YOUR ASSIGNMENT: Below are some records; find each line that carries the word "citation" and copy it.

SOURCE MATERIAL:
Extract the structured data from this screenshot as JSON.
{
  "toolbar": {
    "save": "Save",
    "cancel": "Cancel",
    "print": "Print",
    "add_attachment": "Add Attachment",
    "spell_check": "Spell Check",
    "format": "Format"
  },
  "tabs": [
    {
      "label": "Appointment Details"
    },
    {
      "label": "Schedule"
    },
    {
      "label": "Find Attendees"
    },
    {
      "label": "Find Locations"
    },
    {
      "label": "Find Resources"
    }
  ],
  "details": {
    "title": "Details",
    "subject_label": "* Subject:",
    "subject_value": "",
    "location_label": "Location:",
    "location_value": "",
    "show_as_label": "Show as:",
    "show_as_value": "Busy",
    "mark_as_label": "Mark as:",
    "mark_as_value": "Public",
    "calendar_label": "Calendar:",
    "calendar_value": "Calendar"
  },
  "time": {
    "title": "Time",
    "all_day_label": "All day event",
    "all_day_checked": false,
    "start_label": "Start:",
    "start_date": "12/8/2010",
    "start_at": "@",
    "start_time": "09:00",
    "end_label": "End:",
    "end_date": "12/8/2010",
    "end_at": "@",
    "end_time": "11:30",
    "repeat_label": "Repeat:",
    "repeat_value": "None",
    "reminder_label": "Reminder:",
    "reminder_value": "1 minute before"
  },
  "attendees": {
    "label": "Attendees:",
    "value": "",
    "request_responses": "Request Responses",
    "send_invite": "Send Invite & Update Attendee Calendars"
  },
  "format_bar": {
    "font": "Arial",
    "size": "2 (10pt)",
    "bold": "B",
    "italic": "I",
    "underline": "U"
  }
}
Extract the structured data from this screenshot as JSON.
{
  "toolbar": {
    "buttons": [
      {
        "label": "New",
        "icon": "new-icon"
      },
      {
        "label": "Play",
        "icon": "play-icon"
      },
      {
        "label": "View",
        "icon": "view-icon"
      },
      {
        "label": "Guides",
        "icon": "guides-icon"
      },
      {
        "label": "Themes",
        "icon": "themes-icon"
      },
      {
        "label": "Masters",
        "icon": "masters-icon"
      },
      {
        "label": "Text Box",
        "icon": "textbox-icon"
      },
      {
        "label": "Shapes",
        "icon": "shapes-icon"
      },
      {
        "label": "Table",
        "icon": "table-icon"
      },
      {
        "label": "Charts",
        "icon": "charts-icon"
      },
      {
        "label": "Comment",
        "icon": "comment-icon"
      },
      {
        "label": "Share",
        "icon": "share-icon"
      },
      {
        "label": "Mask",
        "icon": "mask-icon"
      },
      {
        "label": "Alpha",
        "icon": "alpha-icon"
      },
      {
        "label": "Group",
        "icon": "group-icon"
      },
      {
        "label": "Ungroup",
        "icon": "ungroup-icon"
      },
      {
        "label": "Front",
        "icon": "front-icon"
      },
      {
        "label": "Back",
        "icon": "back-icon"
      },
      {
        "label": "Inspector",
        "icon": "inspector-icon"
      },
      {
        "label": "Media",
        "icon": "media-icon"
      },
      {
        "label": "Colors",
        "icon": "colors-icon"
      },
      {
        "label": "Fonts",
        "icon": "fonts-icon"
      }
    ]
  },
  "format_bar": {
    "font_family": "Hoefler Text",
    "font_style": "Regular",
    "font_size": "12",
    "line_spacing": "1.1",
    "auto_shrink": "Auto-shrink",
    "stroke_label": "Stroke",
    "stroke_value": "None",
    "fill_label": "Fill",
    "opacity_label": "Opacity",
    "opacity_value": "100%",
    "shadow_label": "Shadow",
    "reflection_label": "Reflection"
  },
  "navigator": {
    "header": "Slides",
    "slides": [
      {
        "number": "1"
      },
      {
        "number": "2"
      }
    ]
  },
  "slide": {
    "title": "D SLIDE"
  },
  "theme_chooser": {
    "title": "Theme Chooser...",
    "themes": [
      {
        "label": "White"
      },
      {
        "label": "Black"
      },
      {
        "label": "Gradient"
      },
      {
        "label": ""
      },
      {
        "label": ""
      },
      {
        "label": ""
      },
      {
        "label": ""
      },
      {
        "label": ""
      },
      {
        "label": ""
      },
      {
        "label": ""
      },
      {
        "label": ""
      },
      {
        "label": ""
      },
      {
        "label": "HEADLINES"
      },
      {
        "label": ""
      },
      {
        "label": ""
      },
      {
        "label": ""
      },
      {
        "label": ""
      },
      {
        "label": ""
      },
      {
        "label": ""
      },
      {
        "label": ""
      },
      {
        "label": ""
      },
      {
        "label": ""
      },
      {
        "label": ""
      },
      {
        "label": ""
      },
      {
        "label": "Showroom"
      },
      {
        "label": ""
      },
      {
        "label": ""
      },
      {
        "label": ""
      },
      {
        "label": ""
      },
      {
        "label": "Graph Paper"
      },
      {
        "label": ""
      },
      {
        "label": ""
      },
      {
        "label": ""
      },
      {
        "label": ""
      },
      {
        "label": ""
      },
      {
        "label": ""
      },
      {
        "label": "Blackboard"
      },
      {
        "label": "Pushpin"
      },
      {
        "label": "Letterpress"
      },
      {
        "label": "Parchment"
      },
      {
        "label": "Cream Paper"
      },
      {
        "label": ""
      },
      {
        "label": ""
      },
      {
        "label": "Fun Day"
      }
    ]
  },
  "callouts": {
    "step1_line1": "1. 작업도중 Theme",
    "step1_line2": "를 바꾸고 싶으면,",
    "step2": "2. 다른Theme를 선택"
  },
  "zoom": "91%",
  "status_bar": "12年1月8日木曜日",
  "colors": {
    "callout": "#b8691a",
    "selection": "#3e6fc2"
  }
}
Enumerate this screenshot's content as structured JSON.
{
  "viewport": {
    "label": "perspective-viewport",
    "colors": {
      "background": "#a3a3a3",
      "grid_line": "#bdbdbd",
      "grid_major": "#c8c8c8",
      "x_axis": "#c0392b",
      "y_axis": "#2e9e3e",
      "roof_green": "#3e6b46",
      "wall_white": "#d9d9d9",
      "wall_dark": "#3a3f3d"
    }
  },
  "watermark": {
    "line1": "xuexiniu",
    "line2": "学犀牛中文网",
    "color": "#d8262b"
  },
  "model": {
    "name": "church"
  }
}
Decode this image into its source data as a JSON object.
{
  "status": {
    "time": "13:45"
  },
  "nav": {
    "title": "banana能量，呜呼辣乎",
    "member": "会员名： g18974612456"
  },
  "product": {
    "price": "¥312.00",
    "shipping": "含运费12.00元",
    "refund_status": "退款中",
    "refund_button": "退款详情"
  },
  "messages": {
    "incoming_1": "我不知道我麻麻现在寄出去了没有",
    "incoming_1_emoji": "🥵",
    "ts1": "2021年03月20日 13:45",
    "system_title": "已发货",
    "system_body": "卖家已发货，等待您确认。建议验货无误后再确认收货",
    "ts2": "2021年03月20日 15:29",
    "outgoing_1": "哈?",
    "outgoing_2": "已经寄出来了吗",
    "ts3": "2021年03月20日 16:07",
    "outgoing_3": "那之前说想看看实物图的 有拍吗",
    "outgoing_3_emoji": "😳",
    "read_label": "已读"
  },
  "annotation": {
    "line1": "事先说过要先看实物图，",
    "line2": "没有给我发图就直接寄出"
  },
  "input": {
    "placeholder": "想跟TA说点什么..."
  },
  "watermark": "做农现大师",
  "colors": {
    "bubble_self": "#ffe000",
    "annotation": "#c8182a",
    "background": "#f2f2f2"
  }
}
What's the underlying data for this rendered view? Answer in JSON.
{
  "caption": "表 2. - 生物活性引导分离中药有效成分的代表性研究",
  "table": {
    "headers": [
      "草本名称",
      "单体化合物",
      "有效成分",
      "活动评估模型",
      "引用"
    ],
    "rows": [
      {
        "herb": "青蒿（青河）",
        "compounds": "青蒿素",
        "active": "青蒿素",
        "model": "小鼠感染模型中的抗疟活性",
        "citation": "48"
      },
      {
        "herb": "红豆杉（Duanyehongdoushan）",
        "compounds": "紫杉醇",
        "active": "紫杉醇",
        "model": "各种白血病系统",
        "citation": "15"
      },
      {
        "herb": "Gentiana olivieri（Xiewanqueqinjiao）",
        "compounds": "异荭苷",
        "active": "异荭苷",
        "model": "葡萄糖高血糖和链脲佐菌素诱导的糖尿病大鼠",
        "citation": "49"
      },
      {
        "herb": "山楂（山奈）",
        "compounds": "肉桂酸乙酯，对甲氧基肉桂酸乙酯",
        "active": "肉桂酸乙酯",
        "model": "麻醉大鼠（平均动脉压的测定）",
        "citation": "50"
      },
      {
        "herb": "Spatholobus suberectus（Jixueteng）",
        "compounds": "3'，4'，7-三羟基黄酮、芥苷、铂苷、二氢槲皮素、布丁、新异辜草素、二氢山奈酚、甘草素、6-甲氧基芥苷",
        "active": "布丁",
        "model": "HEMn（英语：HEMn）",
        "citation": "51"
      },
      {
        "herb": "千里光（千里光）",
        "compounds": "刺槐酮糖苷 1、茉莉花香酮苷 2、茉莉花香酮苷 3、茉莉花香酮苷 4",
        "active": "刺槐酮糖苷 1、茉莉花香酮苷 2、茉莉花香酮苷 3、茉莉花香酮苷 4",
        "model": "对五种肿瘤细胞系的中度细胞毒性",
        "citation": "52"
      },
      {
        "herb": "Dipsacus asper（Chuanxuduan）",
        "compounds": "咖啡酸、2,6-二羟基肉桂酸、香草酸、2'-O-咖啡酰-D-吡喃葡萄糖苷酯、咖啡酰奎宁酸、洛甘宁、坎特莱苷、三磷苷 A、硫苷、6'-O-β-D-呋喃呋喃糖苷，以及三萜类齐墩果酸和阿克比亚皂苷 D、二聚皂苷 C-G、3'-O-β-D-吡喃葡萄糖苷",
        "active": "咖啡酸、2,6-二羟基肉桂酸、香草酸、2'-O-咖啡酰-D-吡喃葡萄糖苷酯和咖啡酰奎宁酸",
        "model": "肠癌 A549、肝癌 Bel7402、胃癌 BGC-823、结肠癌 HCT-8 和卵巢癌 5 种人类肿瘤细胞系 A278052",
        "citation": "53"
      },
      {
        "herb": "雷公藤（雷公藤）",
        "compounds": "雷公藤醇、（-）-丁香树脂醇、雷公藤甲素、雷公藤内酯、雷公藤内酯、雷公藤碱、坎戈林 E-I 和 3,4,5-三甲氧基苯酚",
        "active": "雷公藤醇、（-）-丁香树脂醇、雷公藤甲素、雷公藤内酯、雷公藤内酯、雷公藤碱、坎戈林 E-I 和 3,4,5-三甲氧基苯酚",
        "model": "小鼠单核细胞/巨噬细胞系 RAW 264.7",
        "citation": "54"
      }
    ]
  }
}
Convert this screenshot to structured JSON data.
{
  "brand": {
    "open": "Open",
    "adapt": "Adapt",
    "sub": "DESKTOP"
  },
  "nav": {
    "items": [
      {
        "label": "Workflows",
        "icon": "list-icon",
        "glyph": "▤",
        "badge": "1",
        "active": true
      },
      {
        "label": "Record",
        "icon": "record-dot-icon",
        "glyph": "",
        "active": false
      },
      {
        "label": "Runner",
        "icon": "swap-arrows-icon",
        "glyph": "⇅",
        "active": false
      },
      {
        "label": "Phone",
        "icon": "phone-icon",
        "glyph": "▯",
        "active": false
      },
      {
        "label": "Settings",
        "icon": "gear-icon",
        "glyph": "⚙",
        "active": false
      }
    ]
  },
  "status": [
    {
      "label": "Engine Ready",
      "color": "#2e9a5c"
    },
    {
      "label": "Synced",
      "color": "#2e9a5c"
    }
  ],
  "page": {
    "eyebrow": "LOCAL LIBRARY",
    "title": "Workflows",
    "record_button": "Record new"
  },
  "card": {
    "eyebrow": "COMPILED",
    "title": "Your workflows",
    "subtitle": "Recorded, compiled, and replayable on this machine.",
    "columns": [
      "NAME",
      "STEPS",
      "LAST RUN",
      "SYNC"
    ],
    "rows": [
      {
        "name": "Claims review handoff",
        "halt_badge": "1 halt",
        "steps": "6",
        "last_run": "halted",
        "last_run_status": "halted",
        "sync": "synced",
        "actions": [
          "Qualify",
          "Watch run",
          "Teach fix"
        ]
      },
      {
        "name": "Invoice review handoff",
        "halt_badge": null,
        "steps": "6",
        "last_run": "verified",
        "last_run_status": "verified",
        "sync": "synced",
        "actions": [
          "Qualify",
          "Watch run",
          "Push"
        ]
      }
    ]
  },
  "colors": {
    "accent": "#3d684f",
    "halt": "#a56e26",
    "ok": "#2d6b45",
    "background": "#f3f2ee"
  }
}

WRITTEN ANSWER:
        "citation": "48"
        "citation": "15"
        "citation": "49"
        "citation": "50"
        "citation": "51"
        "citation": "52"
        "citation": "53"
        "citation": "54"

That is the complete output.